At the beginning of 2012, the Second Tunisian Republic started off in a totally transformed political landscape whose contours may seem difficult to grasp for Tunisians. An Assembly in charge of drafting the Constitution of the Second Tunisian Republic was elected by universal suffrage. The leaders of CPR and Ettakatol, having accepted the posts to which they were elected, left gaps difficult to fill in their respective parties, which quickly fissured under the effect of massive disaffiliation of members who were not very happy about the alliance of their party with the Islamists in the troika. These two troika parties were thus weakened, strengthening the hegemony of the Islamist Ennahda party, whose charismatic leader, Rashid Ghanouchi, had strategically declined a post. Regularly consulted on political, social and religious issues, he plays the role of a “sage,” which embodies the politician’s centre of gravity.
Hence, several months after the elections of 23 October, the political transition continues, though on a less stable note. It is true that the election winners, the Islamists, are having difficulty turning their electoral victory into a margin for political manoeuvre. They are legitimate and repeatedly state the fact, but they have no political experience and have difficulty going from an “opposition party” that evolved underground to a party of the masses governing the country.

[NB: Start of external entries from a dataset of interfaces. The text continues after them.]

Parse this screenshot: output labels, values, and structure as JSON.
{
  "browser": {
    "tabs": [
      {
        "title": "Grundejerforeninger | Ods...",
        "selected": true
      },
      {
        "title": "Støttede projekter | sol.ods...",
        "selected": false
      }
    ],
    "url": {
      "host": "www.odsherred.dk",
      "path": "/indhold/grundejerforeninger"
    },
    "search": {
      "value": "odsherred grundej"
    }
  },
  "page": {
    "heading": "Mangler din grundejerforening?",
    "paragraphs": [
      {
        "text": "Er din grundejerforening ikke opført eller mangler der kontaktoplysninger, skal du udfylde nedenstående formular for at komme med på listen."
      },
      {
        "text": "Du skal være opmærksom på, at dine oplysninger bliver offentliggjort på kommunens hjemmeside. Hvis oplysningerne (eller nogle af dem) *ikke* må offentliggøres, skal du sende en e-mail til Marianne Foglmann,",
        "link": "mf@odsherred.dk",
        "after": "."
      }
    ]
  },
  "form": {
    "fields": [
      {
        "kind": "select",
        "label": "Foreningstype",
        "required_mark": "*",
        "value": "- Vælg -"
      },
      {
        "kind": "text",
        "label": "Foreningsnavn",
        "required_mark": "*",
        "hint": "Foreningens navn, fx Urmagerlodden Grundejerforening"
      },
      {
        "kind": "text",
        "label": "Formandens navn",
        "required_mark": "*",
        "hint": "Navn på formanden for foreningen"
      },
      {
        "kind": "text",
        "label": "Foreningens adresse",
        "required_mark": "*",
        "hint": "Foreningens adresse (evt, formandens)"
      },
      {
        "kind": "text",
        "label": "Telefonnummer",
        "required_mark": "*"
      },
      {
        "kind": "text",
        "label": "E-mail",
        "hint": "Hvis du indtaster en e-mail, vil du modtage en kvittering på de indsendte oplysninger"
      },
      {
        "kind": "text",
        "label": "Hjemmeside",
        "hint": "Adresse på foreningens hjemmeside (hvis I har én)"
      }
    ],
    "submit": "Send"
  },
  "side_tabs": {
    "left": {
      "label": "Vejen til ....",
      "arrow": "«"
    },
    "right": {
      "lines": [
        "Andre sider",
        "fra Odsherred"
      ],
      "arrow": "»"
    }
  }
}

Moreover, the transition, and even more so, elections, have revealed the existence of two Tunisias. The first primarily voted for the Islamists because for them, they embody a rupture with the Ben Ali period, but also integrity. It is a more conservative Tunisia that believes that the change will come from moralising political life. The second Tunisia is more westernised. It is anxious to safeguard the reforms of the Bourguiba era insofar as women’s rights, education and public health.
The winter of 2012 was punctuated by tensions between the two camps, whether at universities, in the streets or between Ennahda and the national trade union, UGTT. Imbued with the modernity of the Nation-State, the ideology of the modernist elite and its own history and emancipating sensibility, the UGTT is considered close to the ideals of the modernists, yet it is not a political party. It intends to influence the course of the history being forged by defending workers and the unemployed.
These standoffs between modernists and conservatives have crystallised around the media, the Islamists having the sensation that the latter do not reflect their electoral victory and their position in the political arena.
These conflicts, which may seem typical in periods of democratic construction, are taking place with the underlying factor of an acute social and economic crisis. The social crisis originating the revolution is not over. Even worse, it has become aggravated as factories close and under the effects of the scarcity of foreign and national investors. The system can only be relaunched once confidence between governors and governed is restored and in a secure environment. The signs of fracture between different projects for society complicate matters, and the rupture between past and present seems more and more difficult to define. The content of this rupture is not clear to anyone. What should be salvaged from the past and what corresponds to the famous “values of the revolution” so oft cited by all? Though there has been a demand for rupture by the civil society, there has, however, been no real institutional rupture and the transition has gone rather smoothly because the rupture was neither straightforward nor complete.